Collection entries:
● ● ● ● ● ● ●

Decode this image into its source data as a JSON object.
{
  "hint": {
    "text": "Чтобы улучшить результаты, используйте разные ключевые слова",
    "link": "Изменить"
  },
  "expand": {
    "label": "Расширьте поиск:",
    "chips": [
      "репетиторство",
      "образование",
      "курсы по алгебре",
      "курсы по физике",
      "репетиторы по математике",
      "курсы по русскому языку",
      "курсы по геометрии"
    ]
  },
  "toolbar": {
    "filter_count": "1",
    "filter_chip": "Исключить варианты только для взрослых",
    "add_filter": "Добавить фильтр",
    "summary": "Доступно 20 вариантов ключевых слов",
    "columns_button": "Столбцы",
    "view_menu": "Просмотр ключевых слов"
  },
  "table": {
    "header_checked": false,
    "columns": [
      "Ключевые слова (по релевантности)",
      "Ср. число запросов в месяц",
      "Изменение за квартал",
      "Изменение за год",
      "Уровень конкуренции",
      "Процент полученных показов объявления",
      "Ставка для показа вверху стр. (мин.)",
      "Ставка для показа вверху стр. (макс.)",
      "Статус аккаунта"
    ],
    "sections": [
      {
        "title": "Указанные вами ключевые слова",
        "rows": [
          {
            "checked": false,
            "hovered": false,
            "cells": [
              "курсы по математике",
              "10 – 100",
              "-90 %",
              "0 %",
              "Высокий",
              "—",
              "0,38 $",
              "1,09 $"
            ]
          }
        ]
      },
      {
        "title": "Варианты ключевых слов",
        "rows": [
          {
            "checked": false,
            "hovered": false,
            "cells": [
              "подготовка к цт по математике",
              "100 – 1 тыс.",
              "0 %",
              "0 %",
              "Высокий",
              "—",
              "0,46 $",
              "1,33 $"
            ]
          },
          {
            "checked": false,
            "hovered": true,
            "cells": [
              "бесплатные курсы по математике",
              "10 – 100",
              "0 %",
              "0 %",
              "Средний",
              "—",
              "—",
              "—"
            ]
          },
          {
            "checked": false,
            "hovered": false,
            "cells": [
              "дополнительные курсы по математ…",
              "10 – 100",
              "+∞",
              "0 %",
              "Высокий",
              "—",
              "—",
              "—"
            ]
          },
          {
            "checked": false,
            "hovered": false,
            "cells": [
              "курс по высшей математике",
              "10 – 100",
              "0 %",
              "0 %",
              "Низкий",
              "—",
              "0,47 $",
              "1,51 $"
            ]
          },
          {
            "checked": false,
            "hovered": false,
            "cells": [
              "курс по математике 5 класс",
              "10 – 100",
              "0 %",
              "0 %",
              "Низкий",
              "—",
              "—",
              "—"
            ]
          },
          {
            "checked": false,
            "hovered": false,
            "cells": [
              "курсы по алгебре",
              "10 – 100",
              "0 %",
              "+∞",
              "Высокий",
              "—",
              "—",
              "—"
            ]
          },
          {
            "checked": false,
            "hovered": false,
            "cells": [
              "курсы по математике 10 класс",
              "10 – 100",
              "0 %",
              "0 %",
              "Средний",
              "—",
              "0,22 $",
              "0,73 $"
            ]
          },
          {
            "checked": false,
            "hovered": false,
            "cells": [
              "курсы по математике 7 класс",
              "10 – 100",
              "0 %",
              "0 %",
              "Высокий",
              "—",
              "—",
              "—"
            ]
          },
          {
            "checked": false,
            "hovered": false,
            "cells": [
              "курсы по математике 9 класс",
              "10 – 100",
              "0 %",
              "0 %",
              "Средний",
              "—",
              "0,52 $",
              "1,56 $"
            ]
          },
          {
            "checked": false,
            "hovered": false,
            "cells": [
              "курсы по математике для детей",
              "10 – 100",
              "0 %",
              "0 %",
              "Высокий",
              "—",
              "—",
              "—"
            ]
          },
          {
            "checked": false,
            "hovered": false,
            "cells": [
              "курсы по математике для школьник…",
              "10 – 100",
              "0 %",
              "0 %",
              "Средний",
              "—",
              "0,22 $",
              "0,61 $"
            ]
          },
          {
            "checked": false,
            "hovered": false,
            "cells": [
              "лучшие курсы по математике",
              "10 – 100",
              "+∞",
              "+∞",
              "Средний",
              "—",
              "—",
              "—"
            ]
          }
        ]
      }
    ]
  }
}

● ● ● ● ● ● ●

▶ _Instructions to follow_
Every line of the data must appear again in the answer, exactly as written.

▶ _Task answer_
Decode this image into its source data as a JSON object.
{
  "hint": {
    "text": "Чтобы улучшить результаты, используйте разные ключевые слова",
    "link": "Изменить"
  },
  "expand": {
    "label": "Расширьте поиск:",
    "chips": [
      "репетиторство",
      "образование",
      "курсы по алгебре",
      "курсы по физике",
      "репетиторы по математике",
      "курсы по русскому языку",
      "курсы по геометрии"
    ]
  },
  "toolbar": {
    "filter_count": "1",
    "filter_chip": "Исключить варианты только для взрослых",
    "add_filter": "Добавить фильтр",
    "summary": "Доступно 20 вариантов ключевых слов",
    "columns_button": "Столбцы",
    "view_menu": "Просмотр ключевых слов"
  },
  "table": {
    "header_checked": false,
    "columns": [
      "Ключевые слова (по релевантности)",
      "Ср. число запросов в месяц",
      "Изменение за квартал",
      "Изменение за год",
      "Уровень конкуренции",
      "Процент полученных показов объявления",
      "Ставка для показа вверху стр. (мин.)",
      "Ставка для показа вверху стр. (макс.)",
      "Статус аккаунта"
    ],
    "sections": [
      {
        "title": "Указанные вами ключевые слова",
        "rows": [
          {
            "checked": false,
            "hovered": false,
            "cells": [
              "курсы по математике",
              "10 – 100",
              "-90 %",
              "0 %",
              "Высокий",
              "—",
              "0,38 $",
              "1,09 $"
            ]
          }
        ]
      },
      {
        "title": "Варианты ключевых слов",
        "rows": [
          {
            "checked": false,
            "hovered": false,
            "cells": [
              "подготовка к цт по математике",
              "100 – 1 тыс.",
              "0 %",
              "0 %",
              "Высокий",
              "—",
              "0,46 $",
              "1,33 $"
            ]
          },
          {
            "checked": false,
            "hovered": true,
            "cells": [
              "бесплатные курсы по математике",
              "10 – 100",
              "0 %",
              "0 %",
              "Средний",
              "—",
              "—",
              "—"
            ]
          },
          {
            "checked": false,
            "hovered": false,
            "cells": [
              "дополнительные курсы по математ…",
              "10 – 100",
              "+∞",
              "0 %",
              "Высокий",
              "—",
              "—",
              "—"
            ]
          },
          {
            "checked": false,
            "hovered": false,
            "cells": [
              "курс по высшей математике",
              "10 – 100",
              "0 %",
              "0 %",
              "Низкий",
              "—",
              "0,47 $",
              "1,51 $"
            ]
          },
          {
            "checked": false,
            "hovered": false,
            "cells": [
              "курс по математике 5 класс",
              "10 – 100",
              "0 %",
              "0 %",
              "Низкий",
              "—",
              "—",
              "—"
            ]
          },
          {
            "checked": false,
            "hovered": false,
            "cells": [
              "курсы по алгебре",
              "10 – 100",
              "0 %",
              "+∞",
              "Высокий",
              "—",
              "—",
              "—"
            ]
          },
          {
            "checked": false,
            "hovered": false,
            "cells": [
              "курсы по математике 10 класс",
              "10 – 100",
              "0 %",
              "0 %",
              "Средний",
              "—",
              "0,22 $",
              "0,73 $"
            ]
          },
          {
            "checked": false,
            "hovered": false,
            "cells": [
              "курсы по математике 7 класс",
              "10 – 100",
              "0 %",
              "0 %",
              "Высокий",
              "—",
              "—",
              "—"
            ]
          },
          {
            "checked": false,
            "hovered": false,
            "cells": [
              "курсы по математике 9 класс",
              "10 – 100",
              "0 %",
              "0 %",
              "Средний",
              "—",
              "0,52 $",
              "1,56 $"
            ]
          },
          {
            "checked": false,
            "hovered": false,
            "cells": [
              "курсы по математике для детей",
              "10 – 100",
              "0 %",
              "0 %",
              "Высокий",
              "—",
              "—",
              "—"
            ]
          },
          {
            "checked": false,
            "hovered": false,
            "cells": [
              "курсы по математике для школьник…",
              "10 – 100",
              "0 %",
              "0 %",
              "Средний",
              "—",
              "0,22 $",
              "0,61 $"
            ]
          },
          {
            "checked": false,
            "hovered": false,
            "cells": [
              "лучшие курсы по математике",
              "10 – 100",
              "+∞",
              "+∞",
              "Средний",
              "—",
              "—",
              "—"
            ]
          }
        ]
      }
    ]
  }
}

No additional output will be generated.